→ Assignment: Find how many lines in the material below hold the word "author". Reply with that figure alone.

*** Data shown

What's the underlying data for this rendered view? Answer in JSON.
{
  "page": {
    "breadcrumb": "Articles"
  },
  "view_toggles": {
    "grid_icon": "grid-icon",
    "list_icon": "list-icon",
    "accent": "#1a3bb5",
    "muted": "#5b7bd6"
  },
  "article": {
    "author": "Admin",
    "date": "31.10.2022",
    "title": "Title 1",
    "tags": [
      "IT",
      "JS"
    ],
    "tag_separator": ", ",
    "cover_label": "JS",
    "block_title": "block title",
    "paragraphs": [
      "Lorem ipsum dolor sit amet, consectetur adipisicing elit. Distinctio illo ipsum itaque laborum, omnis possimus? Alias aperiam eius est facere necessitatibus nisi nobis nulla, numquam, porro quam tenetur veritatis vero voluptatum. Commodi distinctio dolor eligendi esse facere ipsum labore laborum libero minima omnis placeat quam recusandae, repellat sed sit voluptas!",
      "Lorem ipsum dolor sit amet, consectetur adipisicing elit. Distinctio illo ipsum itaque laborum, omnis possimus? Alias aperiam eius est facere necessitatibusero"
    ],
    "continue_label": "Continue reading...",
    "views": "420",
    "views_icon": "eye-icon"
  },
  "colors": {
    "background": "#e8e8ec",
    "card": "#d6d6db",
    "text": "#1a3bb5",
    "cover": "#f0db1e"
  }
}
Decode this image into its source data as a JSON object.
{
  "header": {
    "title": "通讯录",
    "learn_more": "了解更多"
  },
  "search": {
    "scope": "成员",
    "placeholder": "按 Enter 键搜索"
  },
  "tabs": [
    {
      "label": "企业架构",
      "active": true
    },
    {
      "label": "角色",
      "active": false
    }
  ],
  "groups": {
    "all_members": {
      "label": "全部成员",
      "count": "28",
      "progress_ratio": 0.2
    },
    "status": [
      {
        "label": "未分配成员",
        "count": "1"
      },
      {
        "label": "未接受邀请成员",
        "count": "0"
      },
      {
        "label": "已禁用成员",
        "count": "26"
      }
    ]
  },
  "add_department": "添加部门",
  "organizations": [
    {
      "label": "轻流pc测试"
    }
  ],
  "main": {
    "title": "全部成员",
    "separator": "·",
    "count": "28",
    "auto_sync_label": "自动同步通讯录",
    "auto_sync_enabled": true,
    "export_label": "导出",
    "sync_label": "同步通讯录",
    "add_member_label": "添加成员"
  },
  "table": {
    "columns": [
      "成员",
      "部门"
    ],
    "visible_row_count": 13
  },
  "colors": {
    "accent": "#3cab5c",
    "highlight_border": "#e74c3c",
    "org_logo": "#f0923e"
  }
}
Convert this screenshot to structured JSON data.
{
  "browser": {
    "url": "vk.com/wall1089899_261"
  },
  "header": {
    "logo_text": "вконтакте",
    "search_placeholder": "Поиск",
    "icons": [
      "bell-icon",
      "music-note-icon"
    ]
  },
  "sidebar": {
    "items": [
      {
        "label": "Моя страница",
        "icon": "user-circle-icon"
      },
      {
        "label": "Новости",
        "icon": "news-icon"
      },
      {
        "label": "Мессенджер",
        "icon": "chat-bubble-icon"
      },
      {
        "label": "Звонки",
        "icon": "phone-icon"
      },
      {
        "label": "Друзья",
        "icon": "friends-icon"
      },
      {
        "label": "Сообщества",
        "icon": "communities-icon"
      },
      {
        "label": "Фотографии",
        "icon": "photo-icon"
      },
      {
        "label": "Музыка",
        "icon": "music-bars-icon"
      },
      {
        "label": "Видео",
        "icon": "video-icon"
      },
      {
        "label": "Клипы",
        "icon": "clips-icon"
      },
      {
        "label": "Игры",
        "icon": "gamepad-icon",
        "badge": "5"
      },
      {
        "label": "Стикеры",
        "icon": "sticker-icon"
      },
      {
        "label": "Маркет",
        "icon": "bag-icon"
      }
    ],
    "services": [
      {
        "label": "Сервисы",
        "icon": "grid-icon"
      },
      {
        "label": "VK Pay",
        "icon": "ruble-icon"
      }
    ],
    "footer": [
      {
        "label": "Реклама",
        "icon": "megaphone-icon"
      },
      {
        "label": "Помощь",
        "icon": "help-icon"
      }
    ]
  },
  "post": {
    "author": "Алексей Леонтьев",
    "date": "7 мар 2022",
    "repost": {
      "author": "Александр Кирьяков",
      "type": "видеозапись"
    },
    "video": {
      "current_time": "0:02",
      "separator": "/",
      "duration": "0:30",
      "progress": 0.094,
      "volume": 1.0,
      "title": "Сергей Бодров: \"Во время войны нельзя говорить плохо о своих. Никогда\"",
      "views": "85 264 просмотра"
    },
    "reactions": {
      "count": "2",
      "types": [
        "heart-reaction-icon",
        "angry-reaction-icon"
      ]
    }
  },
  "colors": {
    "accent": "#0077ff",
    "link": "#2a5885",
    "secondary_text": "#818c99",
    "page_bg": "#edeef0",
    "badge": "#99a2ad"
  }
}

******

→ Output for this exercise: 3